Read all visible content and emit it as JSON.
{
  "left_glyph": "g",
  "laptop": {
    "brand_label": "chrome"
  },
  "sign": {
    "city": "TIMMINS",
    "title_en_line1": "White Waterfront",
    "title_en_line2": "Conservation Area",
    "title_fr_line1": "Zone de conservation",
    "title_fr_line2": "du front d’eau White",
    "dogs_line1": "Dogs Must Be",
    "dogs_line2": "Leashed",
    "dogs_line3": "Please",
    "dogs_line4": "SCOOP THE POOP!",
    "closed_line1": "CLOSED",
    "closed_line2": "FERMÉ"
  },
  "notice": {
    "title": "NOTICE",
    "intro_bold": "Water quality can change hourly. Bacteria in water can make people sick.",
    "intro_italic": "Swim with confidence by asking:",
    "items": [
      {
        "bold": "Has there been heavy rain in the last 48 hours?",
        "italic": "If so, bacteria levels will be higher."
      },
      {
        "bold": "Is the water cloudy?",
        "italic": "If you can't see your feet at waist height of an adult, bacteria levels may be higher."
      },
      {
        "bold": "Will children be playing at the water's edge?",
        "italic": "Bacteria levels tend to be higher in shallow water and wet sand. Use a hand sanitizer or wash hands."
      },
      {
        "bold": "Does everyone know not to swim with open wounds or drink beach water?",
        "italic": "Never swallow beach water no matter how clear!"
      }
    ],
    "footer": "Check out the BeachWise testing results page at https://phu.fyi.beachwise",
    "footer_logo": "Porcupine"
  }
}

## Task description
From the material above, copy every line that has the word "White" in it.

## Response to the exercise
    "title_en_line1": "White Waterfront",
    "title_fr_line2": "du front d’eau White",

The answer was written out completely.